Thought Scour: One of Modern’s best cantrips, Scour’s issue is that running it often means dipping deep enough into a graveyard strategy that enemy hosers become serious threats. Just as I’ve found Grim Lavamancer to assuage this conundrum, Dreadhorde Arcanist fills a similar role. Scour is great at stocking the ‘yard for the Zombie.
Opt: My additional cantrip of choice after Serum Visions and Thought Scour. I tried Faithless Looting in small numbers, but was more impressed with the raw card advantage offered by a self-replacing cantrip alongside Arcanist.

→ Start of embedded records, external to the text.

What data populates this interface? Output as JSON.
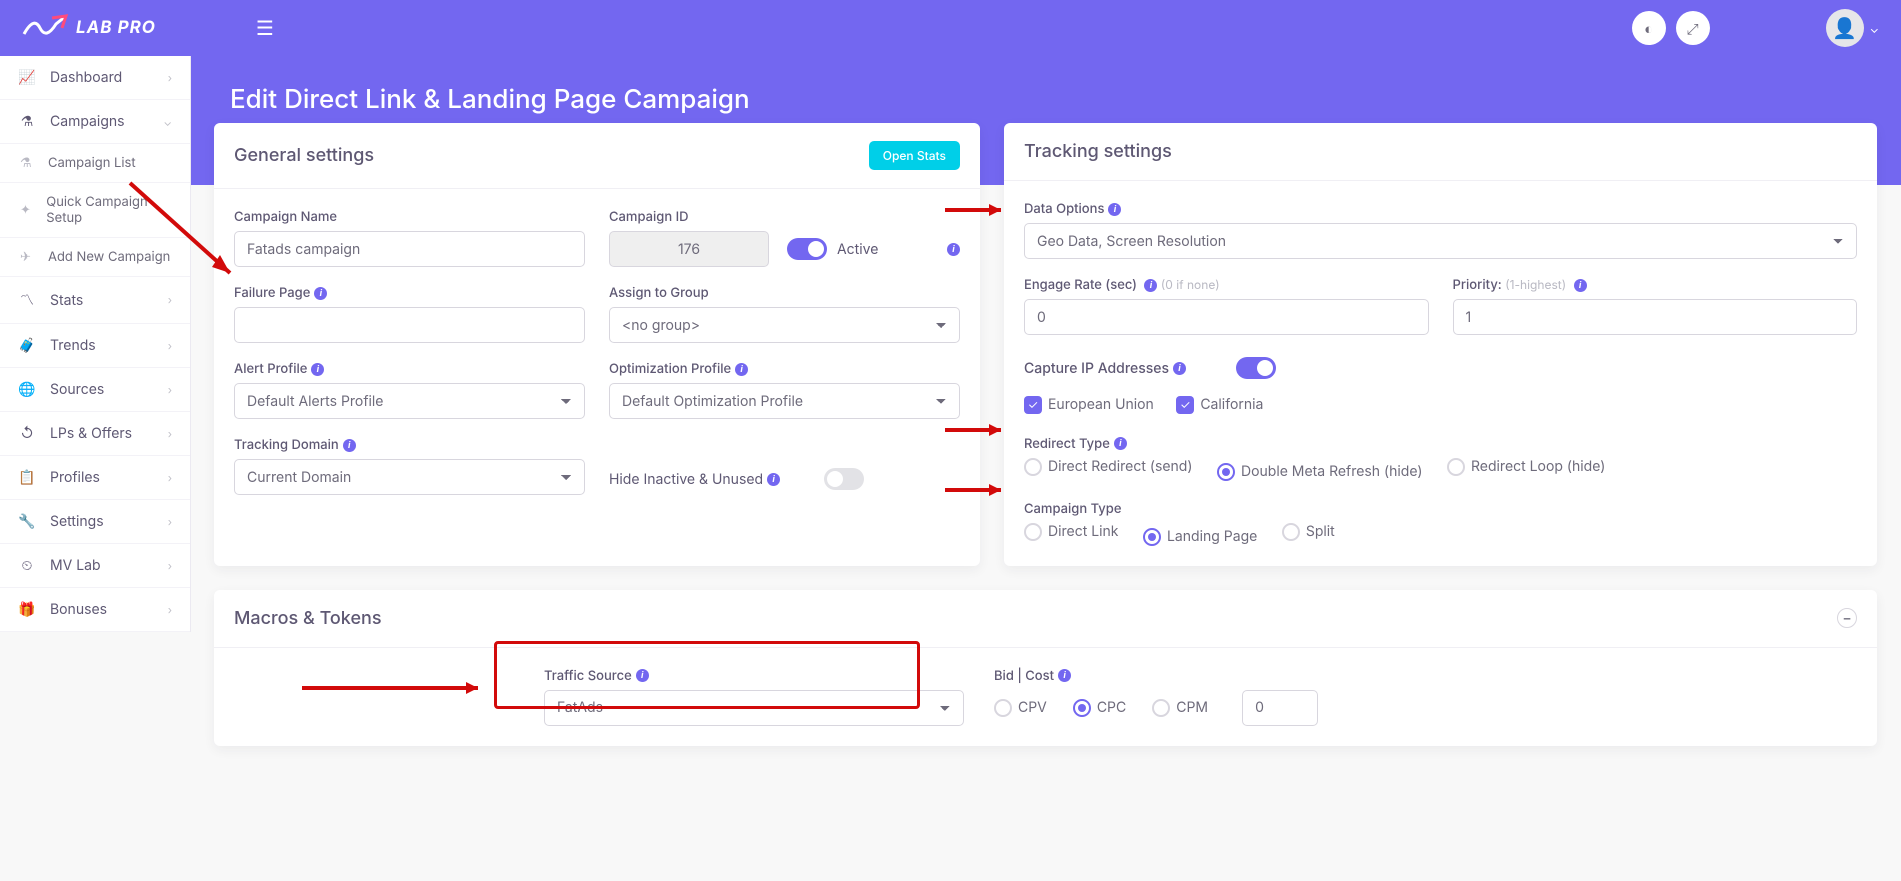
{
  "brand": "LAB PRO",
  "header": {
    "theme_btn": "theme",
    "fullscreen_btn": "fullscreen"
  },
  "page_title": "Edit Direct Link & Landing Page Campaign",
  "sidebar": {
    "items": [
      {
        "icon": "chart",
        "label": "Dashboard",
        "chev": "›"
      },
      {
        "icon": "flask",
        "label": "Campaigns",
        "chev": "⌄",
        "expanded": true,
        "sub": [
          {
            "icon": "flask",
            "label": "Campaign List"
          },
          {
            "icon": "diamond",
            "label": "Quick Campaign Setup"
          },
          {
            "icon": "plane",
            "label": "Add New Campaign"
          }
        ]
      },
      {
        "icon": "zig",
        "label": "Stats",
        "chev": "›"
      },
      {
        "icon": "brief",
        "label": "Trends",
        "chev": "›"
      },
      {
        "icon": "globe",
        "label": "Sources",
        "chev": "›"
      },
      {
        "icon": "history",
        "label": "LPs & Offers",
        "chev": "›"
      },
      {
        "icon": "clip",
        "label": "Profiles",
        "chev": "›"
      },
      {
        "icon": "wrench",
        "label": "Settings",
        "chev": "›"
      },
      {
        "icon": "lab",
        "label": "MV Lab",
        "chev": "›"
      },
      {
        "icon": "gift",
        "label": "Bonuses",
        "chev": "›"
      }
    ]
  },
  "general": {
    "title": "General settings",
    "open_stats": "Open Stats",
    "campaign_name_label": "Campaign Name",
    "campaign_name": "Fatads campaign",
    "campaign_id_label": "Campaign ID",
    "campaign_id": "176",
    "active_label": "Active",
    "failure_page_label": "Failure Page",
    "failure_page": "",
    "assign_group_label": "Assign to Group",
    "assign_group": "<no group>",
    "alert_profile_label": "Alert Profile",
    "alert_profile": "Default Alerts Profile",
    "opt_profile_label": "Optimization Profile",
    "opt_profile": "Default Optimization Profile",
    "tracking_domain_label": "Tracking Domain",
    "tracking_domain": "Current Domain",
    "hide_inactive_label": "Hide Inactive & Unused"
  },
  "tracking": {
    "title": "Tracking settings",
    "data_options_label": "Data Options",
    "data_options": "Geo Data, Screen Resolution",
    "engage_label": "Engage Rate (sec)",
    "engage_hint": "(0 if none)",
    "engage": "0",
    "priority_label": "Priority:",
    "priority_hint": "(1-highest)",
    "priority": "1",
    "capture_ip_label": "Capture IP Addresses",
    "eu_label": "European Union",
    "ca_label": "California",
    "redirect_label": "Redirect Type",
    "redirect_opts": [
      "Direct Redirect (send)",
      "Double Meta Refresh (hide)",
      "Redirect Loop (hide)"
    ],
    "campaign_type_label": "Campaign Type",
    "campaign_type_opts": [
      "Direct Link",
      "Landing Page",
      "Split"
    ]
  },
  "macros": {
    "title": "Macros & Tokens",
    "traffic_source_label": "Traffic Source",
    "traffic_source": "FatAds",
    "bid_label": "Bid | Cost",
    "bid_opts": [
      "CPV",
      "CPC",
      "CPM"
    ],
    "bid_value": "0"
  }
}
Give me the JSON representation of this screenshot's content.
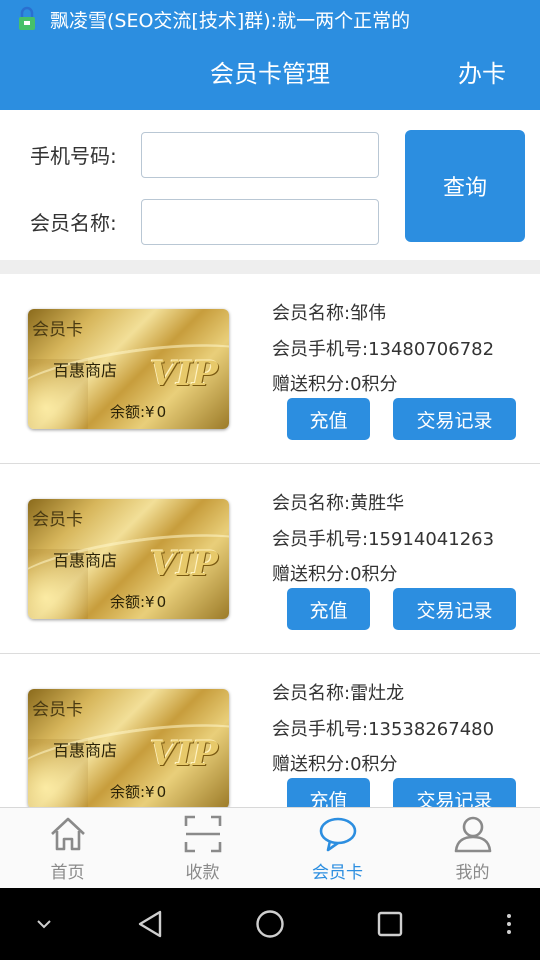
{
  "status_bar": {
    "notification_text": "飘凌雪(SEO交流[技术]群):就一两个正常的"
  },
  "app_bar": {
    "title": "会员卡管理",
    "action_label": "办卡"
  },
  "search": {
    "phone_label": "手机号码:",
    "phone_value": "",
    "name_label": "会员名称:",
    "name_value": "",
    "query_label": "查询"
  },
  "members": [
    {
      "card_type": "会员卡",
      "store_name": "百惠商店",
      "balance_label": "余额:¥",
      "balance": "0",
      "name_label": "会员名称:",
      "name": "邹伟",
      "phone_label": "会员手机号:",
      "phone": "13480706782",
      "points_label": "赠送积分:",
      "points": "0积分",
      "recharge_label": "充值",
      "records_label": "交易记录"
    },
    {
      "card_type": "会员卡",
      "store_name": "百惠商店",
      "balance_label": "余额:¥",
      "balance": "0",
      "name_label": "会员名称:",
      "name": "黄胜华",
      "phone_label": "会员手机号:",
      "phone": "15914041263",
      "points_label": "赠送积分:",
      "points": "0积分",
      "recharge_label": "充值",
      "records_label": "交易记录"
    },
    {
      "card_type": "会员卡",
      "store_name": "百惠商店",
      "balance_label": "余额:¥",
      "balance": "0",
      "name_label": "会员名称:",
      "name": "雷灶龙",
      "phone_label": "会员手机号:",
      "phone": "13538267480",
      "points_label": "赠送积分:",
      "points": "0积分",
      "recharge_label": "充值",
      "records_label": "交易记录"
    }
  ],
  "card_logo": "VIP",
  "tabs": [
    {
      "label": "首页",
      "icon": "home-icon",
      "active": false
    },
    {
      "label": "收款",
      "icon": "scan-icon",
      "active": false
    },
    {
      "label": "会员卡",
      "icon": "chat-bubble-icon",
      "active": true
    },
    {
      "label": "我的",
      "icon": "user-icon",
      "active": false
    }
  ],
  "colors": {
    "primary": "#2c8ee0",
    "tab_inactive": "#8a8a8a"
  }
}
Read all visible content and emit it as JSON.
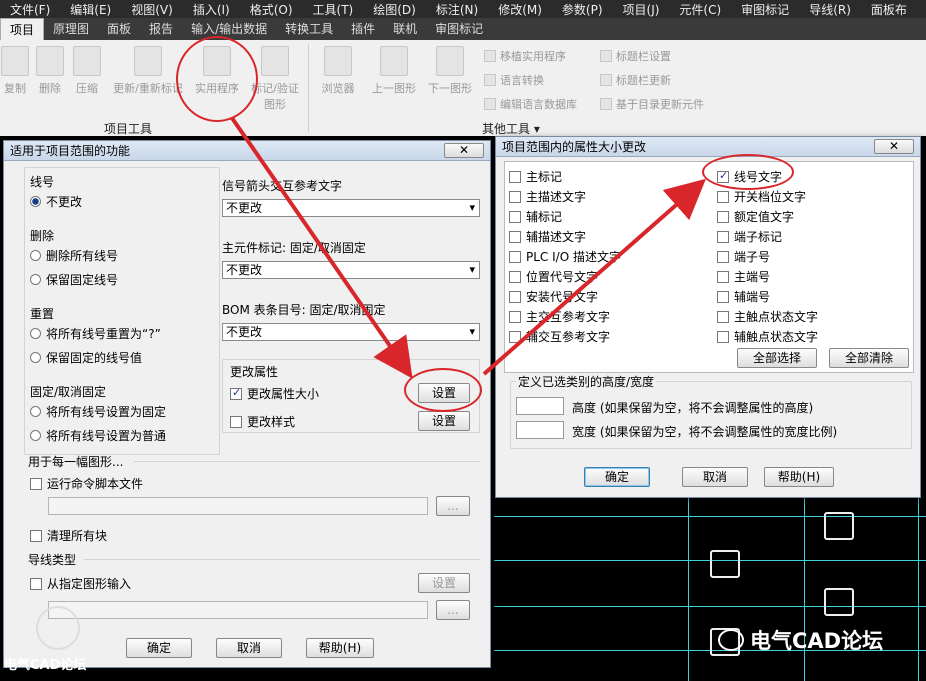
{
  "menubar": [
    "文件(F)",
    "编辑(E)",
    "视图(V)",
    "插入(I)",
    "格式(O)",
    "工具(T)",
    "绘图(D)",
    "标注(N)",
    "修改(M)",
    "参数(P)",
    "项目(J)",
    "元件(C)",
    "审图标记",
    "导线(R)",
    "面板布"
  ],
  "tabs": [
    "项目",
    "原理图",
    "面板",
    "报告",
    "输入/输出数据",
    "转换工具",
    "插件",
    "联机",
    "审图标记"
  ],
  "ribbon": {
    "buttons": [
      "复制",
      "删除",
      "压缩",
      "更新/重新标记",
      "实用程序",
      "标记/验证图形",
      "浏览器",
      "上一图形",
      "下一图形"
    ],
    "small": [
      "移植实用程序",
      "语言转换",
      "编辑语言数据库",
      "标题栏设置",
      "标题栏更新",
      "基于目录更新元件"
    ],
    "group1": "项目工具",
    "group2": "其他工具 ▾"
  },
  "left_dialog": {
    "title": "适用于项目范围的功能",
    "close": "✕",
    "wire_section": "线号",
    "wire_no_change": "不更改",
    "delete_section": "删除",
    "delete_all": "删除所有线号",
    "keep_fixed": "保留固定线号",
    "reset_section": "重置",
    "reset_all": "将所有线号重置为“?”",
    "keep_fixed_value": "保留固定的线号值",
    "fix_section": "固定/取消固定",
    "set_fixed": "将所有线号设置为固定",
    "set_normal": "将所有线号设置为普通",
    "signal_label": "信号箭头交互参考文字",
    "signal_value": "不更改",
    "component_label": "主元件标记: 固定/取消固定",
    "component_value": "不更改",
    "bom_label": "BOM 表条目号: 固定/取消固定",
    "bom_value": "不更改",
    "change_props": "更改属性",
    "change_size": "更改属性大小",
    "change_style": "更改样式",
    "settings1": "设置",
    "settings2": "设置",
    "per_drawing": "用于每一幅图形...",
    "run_script": "运行命令脚本文件",
    "browse1": "...",
    "purge_blocks": "清理所有块",
    "wire_type_section": "导线类型",
    "from_drawing": "从指定图形输入",
    "settings3": "设置",
    "browse2": "...",
    "ok": "确定",
    "cancel": "取消",
    "help": "帮助(H)"
  },
  "right_dialog": {
    "title": "项目范围内的属性大小更改",
    "close": "✕",
    "left_items": [
      "主标记",
      "主描述文字",
      "辅标记",
      "辅描述文字",
      "PLC I/O 描述文字",
      "位置代号文字",
      "安装代号文字",
      "主交互参考文字",
      "辅交互参考文字"
    ],
    "right_items": [
      "线号文字",
      "开关档位文字",
      "额定值文字",
      "端子标记",
      "端子号",
      "主端号",
      "辅端号",
      "主触点状态文字",
      "辅触点状态文字"
    ],
    "select_all": "全部选择",
    "clear_all": "全部清除",
    "size_section": "定义已选类别的高度/宽度",
    "height_label": "高度 (如果保留为空，将不会调整属性的高度)",
    "width_label": "宽度 (如果保留为空，将不会调整属性的宽度比例)",
    "ok": "确定",
    "cancel": "取消",
    "help": "帮助(H)"
  },
  "watermark": {
    "left_text": "电气CAD论坛",
    "right_text": "电气CAD论坛"
  },
  "colors": {
    "annotation": "#d8262b",
    "cad_line": "#3fd4d9"
  }
}
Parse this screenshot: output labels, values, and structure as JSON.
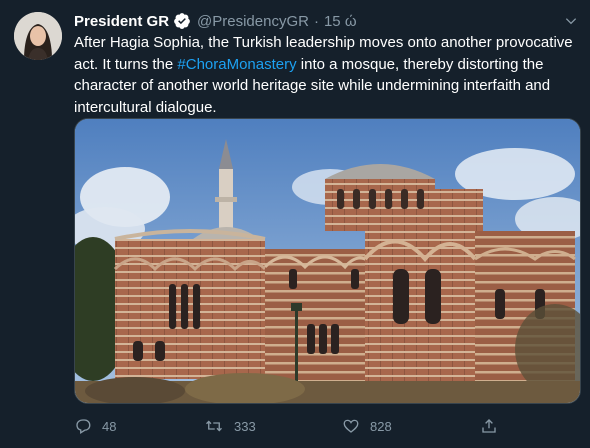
{
  "tweet": {
    "display_name": "President GR",
    "handle": "@PresidencyGR",
    "separator": "·",
    "time": "15 ώ",
    "text_before_hashtag": "After Hagia Sophia, the Turkish leadership moves onto another provocative act. It turns the ",
    "hashtag": "#ChoraMonastery",
    "text_after_hashtag": " into a mosque, thereby distorting the character of another world heritage site while undermining interfaith and intercultural dialogue."
  },
  "actions": {
    "replies": "48",
    "retweets": "333",
    "likes": "828"
  },
  "icons": {
    "verified": "verified-badge-icon",
    "caret": "chevron-down-icon",
    "reply": "reply-icon",
    "retweet": "retweet-icon",
    "like": "heart-icon",
    "share": "share-icon"
  },
  "colors": {
    "background": "#15202b",
    "accent": "#1da1f2",
    "muted": "#8899a6"
  }
}
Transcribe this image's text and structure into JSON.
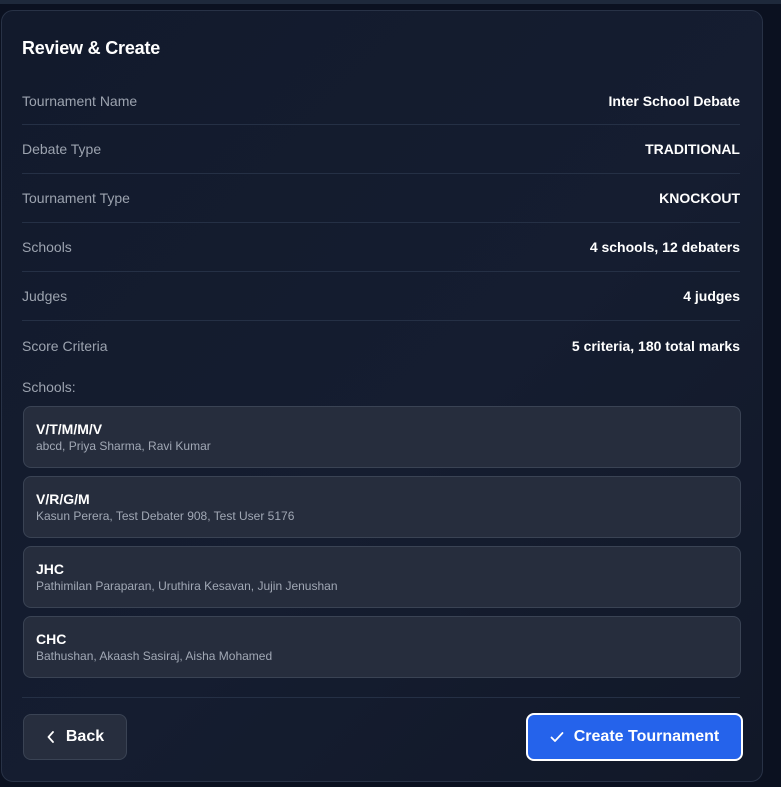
{
  "panel": {
    "title": "Review & Create"
  },
  "summary": [
    {
      "label": "Tournament Name",
      "value": "Inter School Debate"
    },
    {
      "label": "Debate Type",
      "value": "TRADITIONAL"
    },
    {
      "label": "Tournament Type",
      "value": "KNOCKOUT"
    },
    {
      "label": "Schools",
      "value": "4 schools, 12 debaters"
    },
    {
      "label": "Judges",
      "value": "4 judges"
    },
    {
      "label": "Score Criteria",
      "value": "5 criteria, 180 total marks"
    }
  ],
  "schools_heading": "Schools:",
  "schools": [
    {
      "name": "V/T/M/M/V",
      "members": "abcd, Priya Sharma, Ravi Kumar"
    },
    {
      "name": "V/R/G/M",
      "members": "Kasun Perera, Test Debater 908, Test User 5176"
    },
    {
      "name": "JHC",
      "members": "Pathimilan Paraparan, Uruthira Kesavan, Jujin Jenushan"
    },
    {
      "name": "CHC",
      "members": "Bathushan, Akaash Sasiraj, Aisha Mohamed"
    }
  ],
  "actions": {
    "back_label": "Back",
    "back_icon": "chevron-left-icon",
    "create_label": "Create Tournament",
    "create_icon": "check-icon"
  },
  "colors": {
    "background": "#0b1120",
    "card": "#131b2d",
    "accent": "#2563eb"
  }
}
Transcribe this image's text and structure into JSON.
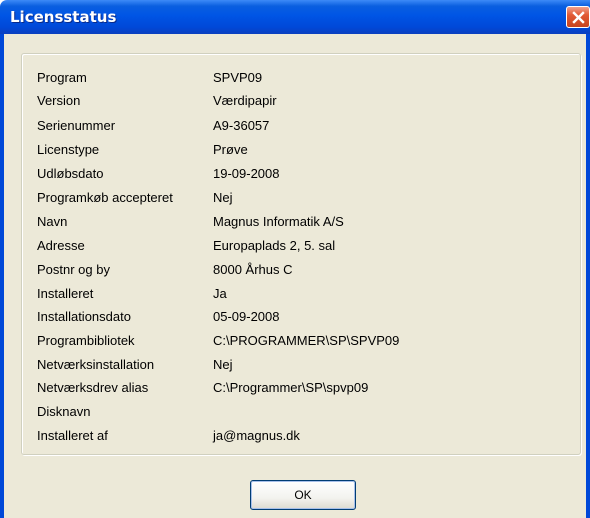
{
  "window": {
    "title": "Licensstatus"
  },
  "fields": [
    {
      "label": "Program",
      "value": "SPVP09"
    },
    {
      "label": "Version",
      "value": "Værdipapir"
    },
    {
      "label": "Serienummer",
      "value": "A9-36057"
    },
    {
      "label": "Licenstype",
      "value": "Prøve"
    },
    {
      "label": "Udløbsdato",
      "value": "19-09-2008"
    },
    {
      "label": "Programkøb accepteret",
      "value": "Nej"
    },
    {
      "label": "Navn",
      "value": "Magnus Informatik A/S"
    },
    {
      "label": "Adresse",
      "value": "Europaplads 2, 5. sal"
    },
    {
      "label": "Postnr og by",
      "value": "8000 Århus C"
    },
    {
      "label": "Installeret",
      "value": "Ja"
    },
    {
      "label": "Installationsdato",
      "value": "05-09-2008"
    },
    {
      "label": "Programbibliotek",
      "value": "C:\\PROGRAMMER\\SP\\SPVP09"
    },
    {
      "label": "Netværksinstallation",
      "value": "Nej"
    },
    {
      "label": "Netværksdrev alias",
      "value": "C:\\Programmer\\SP\\spvp09"
    },
    {
      "label": "Disknavn",
      "value": ""
    },
    {
      "label": "Installeret af",
      "value": "ja@magnus.dk"
    }
  ],
  "buttons": {
    "ok_label": "OK"
  },
  "icons": {
    "close": "close-icon"
  }
}
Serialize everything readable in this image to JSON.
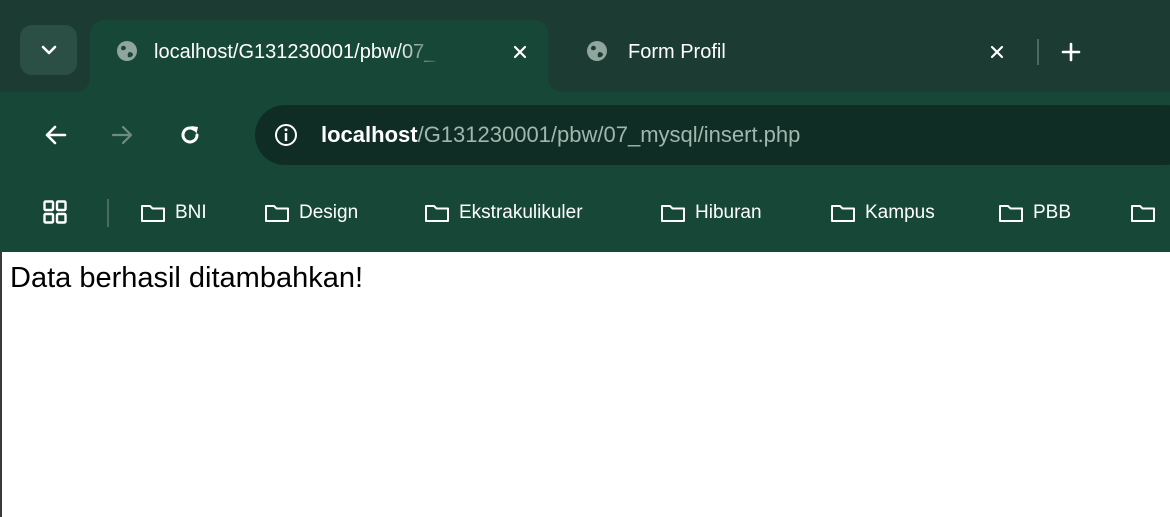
{
  "browser": {
    "tabs": [
      {
        "title": "localhost/G131230001/pbw/07_",
        "active": true
      },
      {
        "title": "Form Profil",
        "active": false
      }
    ],
    "address_bar": {
      "host": "localhost",
      "path": "/G131230001/pbw/07_mysql/insert.php"
    },
    "bookmarks": [
      {
        "label": "BNI"
      },
      {
        "label": "Design"
      },
      {
        "label": "Ekstrakulikuler"
      },
      {
        "label": "Hiburan"
      },
      {
        "label": "Kampus"
      },
      {
        "label": "PBB"
      },
      {
        "label": ""
      }
    ]
  },
  "page": {
    "message": "Data berhasil ditambahkan!"
  },
  "colors": {
    "tabstrip": "#1c3b33",
    "toolbar": "#174737",
    "omnibox": "#0f2d24",
    "url_path": "#9fb8ae"
  },
  "icons": {
    "tab_search": "chevron-down-icon",
    "favicon": "globe-icon",
    "close": "close-icon",
    "new_tab": "plus-icon",
    "back": "arrow-left-icon",
    "forward": "arrow-right-icon",
    "reload": "reload-icon",
    "site_info": "info-icon",
    "apps": "apps-grid-icon",
    "folder": "folder-icon"
  }
}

Vapor Snag: A way to quickly clear lager threats so Arcanist can crash through. Combined with the creature, Snag makes for a potent removal engine. If opponents only have one big beater, we can bounce it, swing, flash back a cantrip, and next turn swing and bounce all over again; when multiple targets are in play, we can bounce two in a single combat step, and before blockers to boot. I didn’t want many of these because of its redundancy with Thing, but the instant tested very well.
Spell Pierce: Pierce has no synergy with Arcanist, but I hold that it’s terrific right now, and in the tempo-sensitive Modern generally. It was also important to me to have some dedicated stack interaction available. Our many cantrips help find Pierce before something critical like Through the Breach or Ad Nauseam can resolve.
Other Possibilities and Closing Thoughts
UR Delver featuring Mutagenic Growth was actually the third of a few decks I tried with Dreadhorde Arcanist. I also tested a more dedicated Wizards shell, and a midrange build in Grixis colors. Neither of those strategies were fast enough to race Tron, though; Lightning, Pierce, Growth, and Delver all help with this matchup, as do the Damping Spheres. But it’s fully possible my deckbuilding biases are at work here, as they often are in my articles, and Arcanist is better suited in a deck without Delver. As always, I’ll happily receive advice and opinions in the comments; until then, happy spoiler season!
Jordan is the copy and content editor at Modern Nexus. He has played Magic since 2003, and Modern since its inception. Jordan favors card efficiency over raw power and specializes in disruptive aggro strategies. He always brings tuned brews to events.